Soybean oil with omega-3 benefit granted GRAS status by F.D.A.
November 03, 2009
by Jeff Gelski
The Food and Drug Administration has issued a letter saying it has no questions about the Generally Recognized As Safe (GRAS) status for a new soybean oil product that delivers omega-3 fatty acid benefits. The Monsanto Co. and The Solae Co., both based in St. Louis, collaborated to develop the oil. It has an omega-3 fatty acid called stearidonic acid (SDA), which also may be metabolized in the body to form long chain fatty acids such as eicosapentaenoic acid (EPA), another form of an omega-3 fatty acid.
The GRAS status says the soybean oil with SDA may be used as an ingredient in baked foods and baking mixes, breakfast cereals and grains, cheeses, dairy product analogs, fats and oils, fish products, frozen dairy desserts and mixes, grain products and pastas, gravies and sauces, meat products, milk products, nuts and nut products, poultry products, processed fruit juices, processed vegetable products, puddings and fillings, snack foods, soft candy, and soups and soup mixes at levels that will provide 375 mg of SDA per serving.
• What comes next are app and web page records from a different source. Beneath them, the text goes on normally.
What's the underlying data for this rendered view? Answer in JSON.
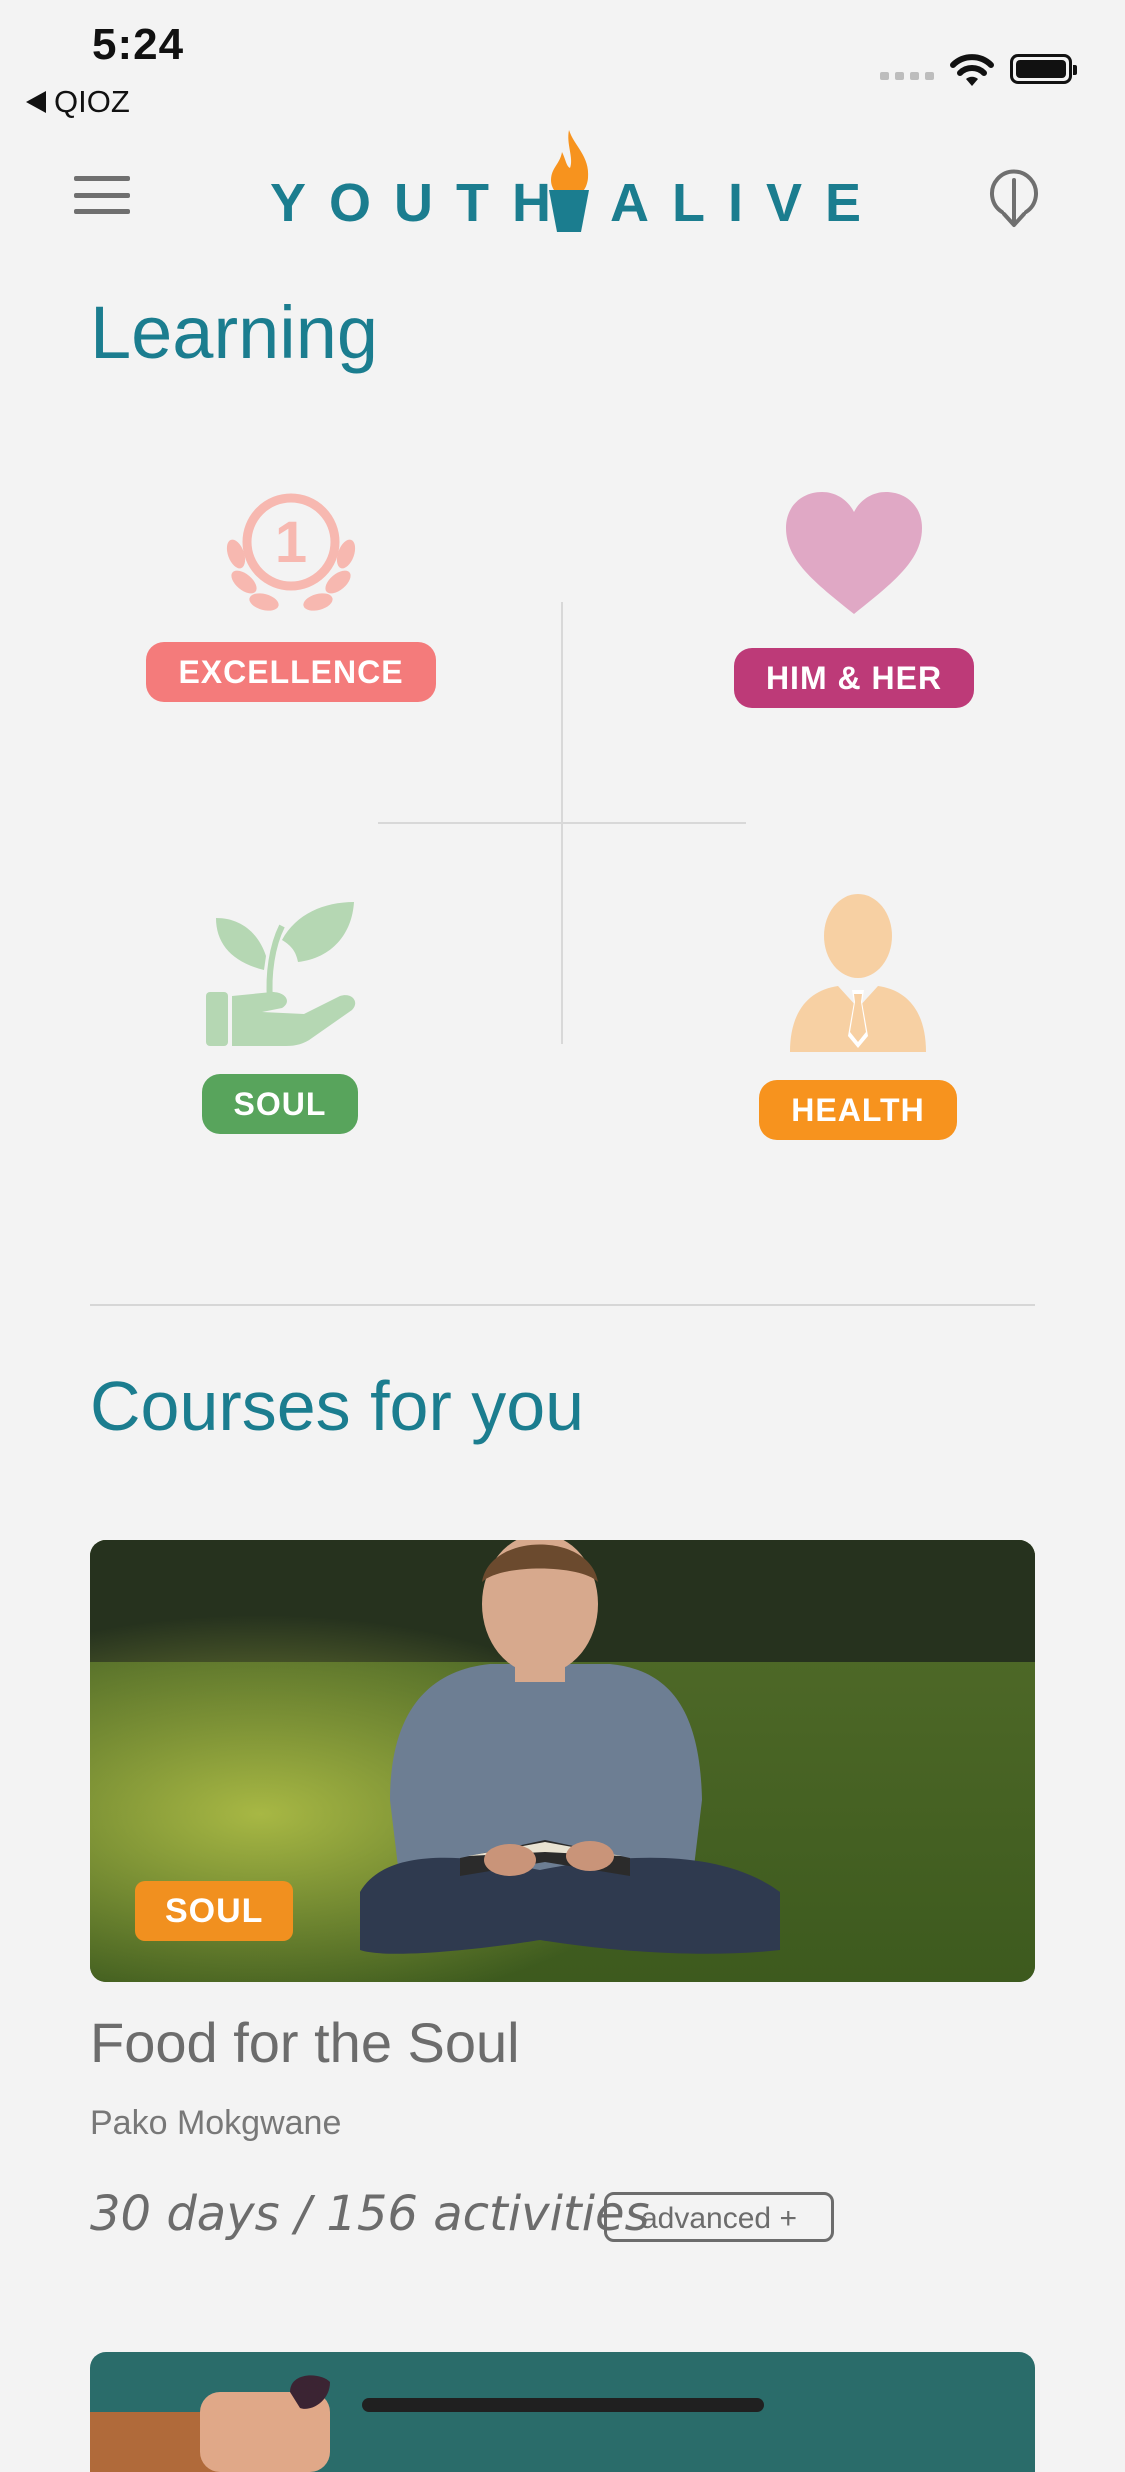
{
  "status_bar": {
    "time": "5:24",
    "back_label": "QIOZ"
  },
  "header": {
    "logo_left": "YOUTH",
    "logo_right": "ALIVE",
    "menu_icon": "hamburger-menu-icon",
    "download_icon": "download-pin-icon"
  },
  "learning": {
    "title": "Learning",
    "categories": [
      {
        "label": "EXCELLENCE",
        "icon": "laurel-medal-icon",
        "color": "#f47b7b"
      },
      {
        "label": "HIM & HER",
        "icon": "heart-icon",
        "color": "#bd3a78"
      },
      {
        "label": "SOUL",
        "icon": "hand-plant-icon",
        "color": "#58a45c"
      },
      {
        "label": "HEALTH",
        "icon": "person-icon",
        "color": "#f7931e"
      }
    ]
  },
  "courses": {
    "title": "Courses for you",
    "items": [
      {
        "badge": "SOUL",
        "title": "Food for the Soul",
        "author": "Pako Mokgwane",
        "meta": "30 days / 156 activities",
        "level": "advanced +"
      }
    ]
  },
  "colors": {
    "brand_teal": "#1b7d8f",
    "flame_orange": "#f7931e",
    "background": "#f3f3f3"
  }
}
"Evidence strongly supports that increased consumption of dietary omega-3 fatty acids could have major health benefits," said Eric Decker, a professor and the department head of Food Science at the University of Massachusetts in Amherst, Mass.
The oil is obtained from a bioengineered soybean. The oil contains 15% to 30% SDA and 5% to 8% gamma-linolenic acid (GLA). Neither SDA nor GLA is found in conventional soybean oil. The SDA soybean oil also contains higher levels of alpha-linolenic acid (ALA) and palmitic acid than conventional soybean oil. It contains lower levels of oleic acid and linoleic acid. It is 14% to 18% saturated fat and has no trans fat.
SDA-enriched soybean oil with antioxidants and appropriate handling has been tested in a variety of food and beverage products that resulted in acceptable flavor characteristics and the required shelf life, according to Solae.
For more information, call (800) 325-7108.